NCCOS is a nationally recognized leader in conducting management-driven ecosystem science in the nation’s oceans, coasts, and Great Lakes, including National Marine Sanctuaries, National Estuarine Research Reserves, and coastal National Parks. Ocean conservation planning, including the designation of marine protected areas, is a considerable challenge because of the need to synthesize information on complex socio-ecological patterns across broad spatial scales and competing interests.

Our Science

NCCOS’s ecosystem science portfolio includes ecological assessments and applied research that ranges from defining the status of ecosystem components to determining baseline conditions to detecting change over time. Specific examples include assessments of the spatial and temporal distributions of organisms, habitats, and the historical and biological factors that produce ecological patterns. NCCOS also evaluates the efficacy of marine protected areas based on species' home ranges, habitat use patterns, and ecological connectivity.

Ecological Connectivity

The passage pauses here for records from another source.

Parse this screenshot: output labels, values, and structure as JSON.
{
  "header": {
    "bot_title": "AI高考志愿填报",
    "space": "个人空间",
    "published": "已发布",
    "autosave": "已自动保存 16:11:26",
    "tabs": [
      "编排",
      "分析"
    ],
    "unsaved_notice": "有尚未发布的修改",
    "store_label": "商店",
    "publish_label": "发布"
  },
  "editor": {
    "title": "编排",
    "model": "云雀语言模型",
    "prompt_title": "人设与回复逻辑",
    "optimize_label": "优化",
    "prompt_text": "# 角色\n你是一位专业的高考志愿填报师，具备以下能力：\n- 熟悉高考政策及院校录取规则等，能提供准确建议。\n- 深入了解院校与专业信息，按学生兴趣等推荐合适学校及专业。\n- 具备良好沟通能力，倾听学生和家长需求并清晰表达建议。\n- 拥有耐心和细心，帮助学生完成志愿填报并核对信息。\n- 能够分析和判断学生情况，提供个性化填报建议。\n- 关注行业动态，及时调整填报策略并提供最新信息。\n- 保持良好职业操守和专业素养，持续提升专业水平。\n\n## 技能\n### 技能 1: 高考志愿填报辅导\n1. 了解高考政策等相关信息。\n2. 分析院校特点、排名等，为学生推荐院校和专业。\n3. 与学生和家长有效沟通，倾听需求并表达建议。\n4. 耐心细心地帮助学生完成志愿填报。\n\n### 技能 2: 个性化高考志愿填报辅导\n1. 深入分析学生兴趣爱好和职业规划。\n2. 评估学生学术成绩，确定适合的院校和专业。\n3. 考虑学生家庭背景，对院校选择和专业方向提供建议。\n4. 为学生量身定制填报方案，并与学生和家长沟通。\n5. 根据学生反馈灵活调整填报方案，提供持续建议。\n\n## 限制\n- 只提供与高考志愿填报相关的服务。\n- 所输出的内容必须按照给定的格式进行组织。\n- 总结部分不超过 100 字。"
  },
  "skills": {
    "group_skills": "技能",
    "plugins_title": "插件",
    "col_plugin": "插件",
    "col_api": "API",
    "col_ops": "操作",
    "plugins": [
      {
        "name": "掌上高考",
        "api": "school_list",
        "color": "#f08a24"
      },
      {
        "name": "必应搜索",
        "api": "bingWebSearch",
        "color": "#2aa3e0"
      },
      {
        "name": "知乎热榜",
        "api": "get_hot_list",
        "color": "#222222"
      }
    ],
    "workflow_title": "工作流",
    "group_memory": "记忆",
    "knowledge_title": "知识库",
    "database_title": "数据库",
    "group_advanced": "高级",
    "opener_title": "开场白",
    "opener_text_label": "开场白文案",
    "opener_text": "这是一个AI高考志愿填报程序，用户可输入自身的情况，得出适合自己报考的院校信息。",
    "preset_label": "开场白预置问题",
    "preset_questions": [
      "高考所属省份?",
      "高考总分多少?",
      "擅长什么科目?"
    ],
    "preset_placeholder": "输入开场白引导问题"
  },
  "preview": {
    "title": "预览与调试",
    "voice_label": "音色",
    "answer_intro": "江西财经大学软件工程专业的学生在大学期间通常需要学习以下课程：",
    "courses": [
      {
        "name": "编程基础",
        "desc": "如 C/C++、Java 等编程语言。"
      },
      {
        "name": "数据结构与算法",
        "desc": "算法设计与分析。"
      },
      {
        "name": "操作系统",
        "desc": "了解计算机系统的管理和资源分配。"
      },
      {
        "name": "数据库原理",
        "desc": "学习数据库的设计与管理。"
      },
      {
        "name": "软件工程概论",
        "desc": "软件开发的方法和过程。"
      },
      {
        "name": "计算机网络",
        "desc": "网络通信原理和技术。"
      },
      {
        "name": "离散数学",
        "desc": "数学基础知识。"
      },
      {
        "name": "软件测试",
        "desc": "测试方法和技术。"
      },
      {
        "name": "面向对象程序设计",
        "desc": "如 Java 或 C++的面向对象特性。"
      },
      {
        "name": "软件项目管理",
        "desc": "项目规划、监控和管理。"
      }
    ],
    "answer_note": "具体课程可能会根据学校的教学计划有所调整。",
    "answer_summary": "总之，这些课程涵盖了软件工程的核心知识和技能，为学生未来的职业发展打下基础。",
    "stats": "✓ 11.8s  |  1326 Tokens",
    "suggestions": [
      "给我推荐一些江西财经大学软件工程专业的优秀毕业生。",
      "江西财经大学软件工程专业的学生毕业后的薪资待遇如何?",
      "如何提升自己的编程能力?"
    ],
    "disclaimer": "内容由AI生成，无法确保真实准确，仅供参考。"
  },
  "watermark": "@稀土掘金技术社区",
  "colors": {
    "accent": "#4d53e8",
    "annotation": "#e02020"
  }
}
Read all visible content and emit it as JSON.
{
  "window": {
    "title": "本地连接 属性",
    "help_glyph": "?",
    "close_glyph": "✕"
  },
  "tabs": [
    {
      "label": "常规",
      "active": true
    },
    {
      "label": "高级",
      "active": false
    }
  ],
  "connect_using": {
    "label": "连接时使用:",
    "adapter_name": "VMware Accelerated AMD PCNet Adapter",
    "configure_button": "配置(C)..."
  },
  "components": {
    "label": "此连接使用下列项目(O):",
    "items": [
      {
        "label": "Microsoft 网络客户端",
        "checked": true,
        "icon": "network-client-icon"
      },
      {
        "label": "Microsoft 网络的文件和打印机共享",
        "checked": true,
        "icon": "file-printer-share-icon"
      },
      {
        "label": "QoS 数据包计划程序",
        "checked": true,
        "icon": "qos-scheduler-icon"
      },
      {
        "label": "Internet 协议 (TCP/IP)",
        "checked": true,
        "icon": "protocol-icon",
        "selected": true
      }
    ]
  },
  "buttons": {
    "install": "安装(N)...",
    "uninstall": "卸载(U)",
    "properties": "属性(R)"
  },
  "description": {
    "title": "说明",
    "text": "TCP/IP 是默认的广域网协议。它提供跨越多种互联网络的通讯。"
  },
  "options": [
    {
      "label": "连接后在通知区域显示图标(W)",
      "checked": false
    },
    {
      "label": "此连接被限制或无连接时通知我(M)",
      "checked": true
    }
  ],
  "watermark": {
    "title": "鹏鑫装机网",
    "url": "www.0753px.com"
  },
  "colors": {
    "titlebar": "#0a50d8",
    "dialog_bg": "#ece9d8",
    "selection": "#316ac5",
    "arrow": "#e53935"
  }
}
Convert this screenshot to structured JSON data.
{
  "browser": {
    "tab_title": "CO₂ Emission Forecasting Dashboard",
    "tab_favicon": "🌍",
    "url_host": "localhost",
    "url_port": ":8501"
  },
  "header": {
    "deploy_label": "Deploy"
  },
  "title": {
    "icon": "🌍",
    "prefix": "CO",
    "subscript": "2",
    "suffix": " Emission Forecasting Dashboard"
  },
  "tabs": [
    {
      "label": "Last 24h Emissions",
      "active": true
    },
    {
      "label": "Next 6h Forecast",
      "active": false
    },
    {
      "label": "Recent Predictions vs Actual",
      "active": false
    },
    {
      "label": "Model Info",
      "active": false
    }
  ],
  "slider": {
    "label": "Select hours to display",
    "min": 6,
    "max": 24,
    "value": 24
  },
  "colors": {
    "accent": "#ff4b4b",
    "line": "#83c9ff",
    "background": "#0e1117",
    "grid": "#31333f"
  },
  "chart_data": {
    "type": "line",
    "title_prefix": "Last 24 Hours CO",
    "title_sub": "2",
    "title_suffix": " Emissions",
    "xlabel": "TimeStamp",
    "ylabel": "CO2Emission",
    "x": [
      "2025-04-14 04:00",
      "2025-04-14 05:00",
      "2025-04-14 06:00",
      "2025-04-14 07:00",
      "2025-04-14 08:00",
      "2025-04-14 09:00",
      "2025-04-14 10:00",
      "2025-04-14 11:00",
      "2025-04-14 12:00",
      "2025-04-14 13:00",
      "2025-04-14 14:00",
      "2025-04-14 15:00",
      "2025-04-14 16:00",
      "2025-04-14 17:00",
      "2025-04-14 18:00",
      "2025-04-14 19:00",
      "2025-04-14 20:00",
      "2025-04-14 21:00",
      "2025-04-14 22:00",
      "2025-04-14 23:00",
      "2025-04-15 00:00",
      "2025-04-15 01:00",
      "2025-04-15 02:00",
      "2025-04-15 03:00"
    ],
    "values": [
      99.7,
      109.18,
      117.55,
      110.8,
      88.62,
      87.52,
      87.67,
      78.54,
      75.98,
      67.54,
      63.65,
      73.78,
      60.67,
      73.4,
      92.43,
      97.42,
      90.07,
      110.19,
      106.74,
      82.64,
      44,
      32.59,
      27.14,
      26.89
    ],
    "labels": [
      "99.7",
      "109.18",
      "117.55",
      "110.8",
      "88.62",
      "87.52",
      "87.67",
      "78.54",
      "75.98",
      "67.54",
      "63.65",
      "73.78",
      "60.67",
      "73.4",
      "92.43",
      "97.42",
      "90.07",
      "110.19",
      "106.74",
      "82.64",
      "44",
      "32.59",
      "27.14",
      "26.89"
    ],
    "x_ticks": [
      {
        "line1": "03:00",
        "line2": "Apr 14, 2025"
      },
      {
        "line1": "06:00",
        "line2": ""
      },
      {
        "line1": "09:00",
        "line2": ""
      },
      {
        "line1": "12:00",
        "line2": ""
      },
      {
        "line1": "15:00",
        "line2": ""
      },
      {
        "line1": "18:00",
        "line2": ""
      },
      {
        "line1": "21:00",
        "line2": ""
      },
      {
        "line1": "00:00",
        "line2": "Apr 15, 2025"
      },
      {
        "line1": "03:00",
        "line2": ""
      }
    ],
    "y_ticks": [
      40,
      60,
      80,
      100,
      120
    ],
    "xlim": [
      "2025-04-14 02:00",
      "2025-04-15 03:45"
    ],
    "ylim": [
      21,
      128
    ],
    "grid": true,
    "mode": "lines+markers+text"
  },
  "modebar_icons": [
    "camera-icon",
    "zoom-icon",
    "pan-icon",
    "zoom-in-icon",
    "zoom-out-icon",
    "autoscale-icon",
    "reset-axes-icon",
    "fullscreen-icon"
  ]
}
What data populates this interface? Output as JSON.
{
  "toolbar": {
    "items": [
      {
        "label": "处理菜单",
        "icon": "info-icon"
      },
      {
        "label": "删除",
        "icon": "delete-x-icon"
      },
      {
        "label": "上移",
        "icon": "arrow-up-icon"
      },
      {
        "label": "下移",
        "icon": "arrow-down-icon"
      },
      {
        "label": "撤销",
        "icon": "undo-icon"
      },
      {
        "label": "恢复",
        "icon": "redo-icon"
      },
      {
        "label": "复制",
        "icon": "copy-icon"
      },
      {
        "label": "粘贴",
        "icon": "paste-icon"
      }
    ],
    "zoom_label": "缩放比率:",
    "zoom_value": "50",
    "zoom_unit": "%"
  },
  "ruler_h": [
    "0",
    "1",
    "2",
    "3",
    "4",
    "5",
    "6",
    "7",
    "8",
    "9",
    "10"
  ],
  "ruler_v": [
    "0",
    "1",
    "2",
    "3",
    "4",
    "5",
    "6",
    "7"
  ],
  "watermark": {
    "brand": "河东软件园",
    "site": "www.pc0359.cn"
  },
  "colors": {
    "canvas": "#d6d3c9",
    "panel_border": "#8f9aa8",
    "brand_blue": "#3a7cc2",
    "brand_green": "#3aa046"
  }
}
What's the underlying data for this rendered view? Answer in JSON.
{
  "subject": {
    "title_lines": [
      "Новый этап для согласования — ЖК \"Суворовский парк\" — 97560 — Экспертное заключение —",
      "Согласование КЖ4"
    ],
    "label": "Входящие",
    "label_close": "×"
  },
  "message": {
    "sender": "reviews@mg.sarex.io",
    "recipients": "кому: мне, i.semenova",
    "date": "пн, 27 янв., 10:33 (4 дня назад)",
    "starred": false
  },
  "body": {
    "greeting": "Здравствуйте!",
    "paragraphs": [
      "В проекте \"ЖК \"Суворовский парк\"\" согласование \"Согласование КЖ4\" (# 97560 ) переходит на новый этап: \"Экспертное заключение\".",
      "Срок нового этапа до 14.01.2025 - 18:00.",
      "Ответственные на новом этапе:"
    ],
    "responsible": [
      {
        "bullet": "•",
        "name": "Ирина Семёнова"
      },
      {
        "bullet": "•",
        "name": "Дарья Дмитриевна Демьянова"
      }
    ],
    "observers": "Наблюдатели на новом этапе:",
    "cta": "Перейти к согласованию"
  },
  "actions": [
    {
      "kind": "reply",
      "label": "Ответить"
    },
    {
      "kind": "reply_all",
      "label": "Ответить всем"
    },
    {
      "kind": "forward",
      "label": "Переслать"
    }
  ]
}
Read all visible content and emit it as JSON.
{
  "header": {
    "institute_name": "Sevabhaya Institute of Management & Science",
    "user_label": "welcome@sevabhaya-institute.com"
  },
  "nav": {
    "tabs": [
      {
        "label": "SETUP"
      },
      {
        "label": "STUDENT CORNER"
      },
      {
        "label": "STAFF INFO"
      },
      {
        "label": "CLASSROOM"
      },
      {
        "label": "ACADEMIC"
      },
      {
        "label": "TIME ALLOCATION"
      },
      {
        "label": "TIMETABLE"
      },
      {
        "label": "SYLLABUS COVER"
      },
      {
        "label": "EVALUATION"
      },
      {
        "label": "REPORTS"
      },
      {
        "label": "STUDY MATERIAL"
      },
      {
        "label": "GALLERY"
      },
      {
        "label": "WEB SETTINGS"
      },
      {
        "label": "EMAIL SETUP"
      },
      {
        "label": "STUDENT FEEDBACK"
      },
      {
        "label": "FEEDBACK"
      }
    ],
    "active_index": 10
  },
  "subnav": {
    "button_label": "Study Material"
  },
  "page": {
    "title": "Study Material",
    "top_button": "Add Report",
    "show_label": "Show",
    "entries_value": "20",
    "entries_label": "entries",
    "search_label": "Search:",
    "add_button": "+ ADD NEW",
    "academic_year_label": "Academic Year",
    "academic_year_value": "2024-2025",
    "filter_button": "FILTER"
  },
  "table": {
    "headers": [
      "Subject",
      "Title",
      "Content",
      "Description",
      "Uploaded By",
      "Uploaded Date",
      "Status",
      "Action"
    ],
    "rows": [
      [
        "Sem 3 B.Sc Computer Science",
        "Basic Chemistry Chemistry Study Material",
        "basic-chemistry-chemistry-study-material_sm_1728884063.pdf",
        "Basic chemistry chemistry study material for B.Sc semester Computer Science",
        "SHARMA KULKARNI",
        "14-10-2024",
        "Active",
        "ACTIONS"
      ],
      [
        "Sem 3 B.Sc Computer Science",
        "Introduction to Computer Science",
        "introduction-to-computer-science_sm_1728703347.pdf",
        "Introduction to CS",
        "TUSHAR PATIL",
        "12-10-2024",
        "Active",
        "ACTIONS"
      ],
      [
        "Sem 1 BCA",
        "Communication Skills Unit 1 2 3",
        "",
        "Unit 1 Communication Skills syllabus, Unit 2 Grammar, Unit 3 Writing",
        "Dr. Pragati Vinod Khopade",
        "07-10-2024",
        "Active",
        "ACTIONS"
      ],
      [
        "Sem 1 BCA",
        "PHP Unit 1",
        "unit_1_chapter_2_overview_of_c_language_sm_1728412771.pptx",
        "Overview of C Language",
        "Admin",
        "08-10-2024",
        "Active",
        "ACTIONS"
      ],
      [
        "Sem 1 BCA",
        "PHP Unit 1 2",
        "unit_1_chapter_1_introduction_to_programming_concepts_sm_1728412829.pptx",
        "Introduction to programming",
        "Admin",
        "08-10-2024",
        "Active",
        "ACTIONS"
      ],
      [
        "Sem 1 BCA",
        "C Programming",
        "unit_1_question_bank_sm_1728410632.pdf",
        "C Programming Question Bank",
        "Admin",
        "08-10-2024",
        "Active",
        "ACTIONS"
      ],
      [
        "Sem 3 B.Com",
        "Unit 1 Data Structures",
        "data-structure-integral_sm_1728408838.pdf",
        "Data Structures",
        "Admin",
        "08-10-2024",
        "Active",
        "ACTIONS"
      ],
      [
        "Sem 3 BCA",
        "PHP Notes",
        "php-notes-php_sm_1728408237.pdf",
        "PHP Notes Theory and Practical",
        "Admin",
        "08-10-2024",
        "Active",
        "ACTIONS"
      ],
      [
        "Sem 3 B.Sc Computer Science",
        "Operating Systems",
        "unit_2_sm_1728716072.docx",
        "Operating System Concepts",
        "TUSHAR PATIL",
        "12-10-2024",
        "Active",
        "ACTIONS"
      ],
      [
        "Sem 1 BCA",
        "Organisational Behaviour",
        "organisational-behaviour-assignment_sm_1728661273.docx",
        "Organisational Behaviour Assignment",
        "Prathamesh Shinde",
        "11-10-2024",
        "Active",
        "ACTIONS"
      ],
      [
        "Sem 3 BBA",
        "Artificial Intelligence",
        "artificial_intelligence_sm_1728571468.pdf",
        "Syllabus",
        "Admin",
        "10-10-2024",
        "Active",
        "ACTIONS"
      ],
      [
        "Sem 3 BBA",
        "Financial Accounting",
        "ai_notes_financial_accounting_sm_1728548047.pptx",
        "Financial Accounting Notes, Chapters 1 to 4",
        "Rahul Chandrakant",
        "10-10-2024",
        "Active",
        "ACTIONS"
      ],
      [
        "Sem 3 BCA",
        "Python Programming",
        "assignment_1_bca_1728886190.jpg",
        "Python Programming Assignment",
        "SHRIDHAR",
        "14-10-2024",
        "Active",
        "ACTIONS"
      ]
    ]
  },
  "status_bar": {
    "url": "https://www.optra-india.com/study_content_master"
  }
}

Marine protected areas are designated to protect our natural and cultural marine heritage for the benefit of present and future generations. While the use of protected areas has grown, there is still a gap in our understanding of how species use multiple habitats to satisfy different needs, how habitats are connected, and how they can benefit areas well outside of their boundaries. An improved understanding of species’ habitat requirements and ecosystem connectivity is needed to effectively protect critical habitats, manage human uses, and preserve ecosystem services. Working with coastal managers and experts from across the globe, NCCOS performs and sponsors research to improve the ability of resource managers to address habitat usage and ecological connectivity in marine protected areas and beyond.